- PROVIDED RECORDS -
----

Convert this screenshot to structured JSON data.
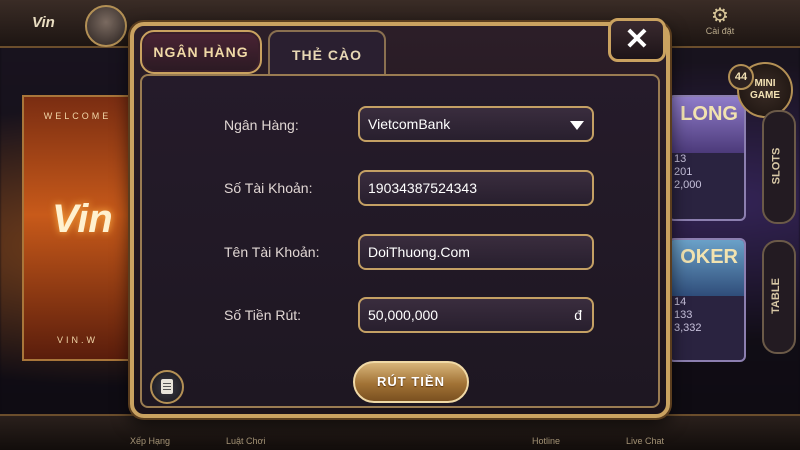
{
  "background": {
    "logo": "Vin",
    "setting_label": "Cài đặt",
    "welcome_top": "WELCOME",
    "welcome_logo": "Vin",
    "welcome_bottom": "VIN.W",
    "card1": {
      "title": "LONG",
      "line1": "13",
      "line2": "201",
      "line3": "2,000"
    },
    "card2": {
      "title": "OKER",
      "line1": "14",
      "line2": "133",
      "line3": "3,332"
    },
    "minigame_badge": "44",
    "minigame_label": "MINI GAME",
    "side_slots": "SLOTS",
    "side_table": "TABLE",
    "bottom_items": [
      "Xếp Hạng",
      "Luật Chơi",
      "Hotline",
      "Live Chat"
    ]
  },
  "dialog": {
    "tabs": [
      {
        "label": "NGÂN HÀNG",
        "active": true
      },
      {
        "label": "THẺ CÀO",
        "active": false
      }
    ],
    "close_label": "✕",
    "form": {
      "bank": {
        "label": "Ngân Hàng:",
        "value": "VietcomBank"
      },
      "account_number": {
        "label": "Số Tài Khoản:",
        "value": "19034387524343"
      },
      "account_name": {
        "label": "Tên Tài Khoản:",
        "value": "DoiThuong.Com"
      },
      "amount": {
        "label": "Số Tiền Rút:",
        "value": "50,000,000",
        "currency": "đ"
      }
    },
    "submit_label": "RÚT TIỀN"
  },
  "colors": {
    "gold_border": "#caa260",
    "panel_bg": "#251b2a",
    "field_bg": "#3a2d3e",
    "button_gold": "#a17235"
  },
  "icons": [
    "close-icon",
    "dropdown-caret-icon",
    "history-document-icon",
    "gear-icon"
  ]
}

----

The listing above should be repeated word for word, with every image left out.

Convert this screenshot to structured JSON data.
{
  "background": {
    "logo": "Vin",
    "setting_label": "Cài đặt",
    "welcome_top": "WELCOME",
    "welcome_logo": "Vin",
    "welcome_bottom": "VIN.W",
    "card1": {
      "title": "LONG",
      "line1": "13",
      "line2": "201",
      "line3": "2,000"
    },
    "card2": {
      "title": "OKER",
      "line1": "14",
      "line2": "133",
      "line3": "3,332"
    },
    "minigame_badge": "44",
    "minigame_label": "MINI GAME",
    "side_slots": "SLOTS",
    "side_table": "TABLE",
    "bottom_items": [
      "Xếp Hạng",
      "Luật Chơi",
      "Hotline",
      "Live Chat"
    ]
  },
  "dialog": {
    "tabs": [
      {
        "label": "NGÂN HÀNG",
        "active": true
      },
      {
        "label": "THẺ CÀO",
        "active": false
      }
    ],
    "close_label": "✕",
    "form": {
      "bank": {
        "label": "Ngân Hàng:",
        "value": "VietcomBank"
      },
      "account_number": {
        "label": "Số Tài Khoản:",
        "value": "19034387524343"
      },
      "account_name": {
        "label": "Tên Tài Khoản:",
        "value": "DoiThuong.Com"
      },
      "amount": {
        "label": "Số Tiền Rút:",
        "value": "50,000,000",
        "currency": "đ"
      }
    },
    "submit_label": "RÚT TIỀN"
  },
  "colors": {
    "gold_border": "#caa260",
    "panel_bg": "#251b2a",
    "field_bg": "#3a2d3e",
    "button_gold": "#a17235"
  },
  "icons": [
    "close-icon",
    "dropdown-caret-icon",
    "history-document-icon",
    "gear-icon"
  ]
}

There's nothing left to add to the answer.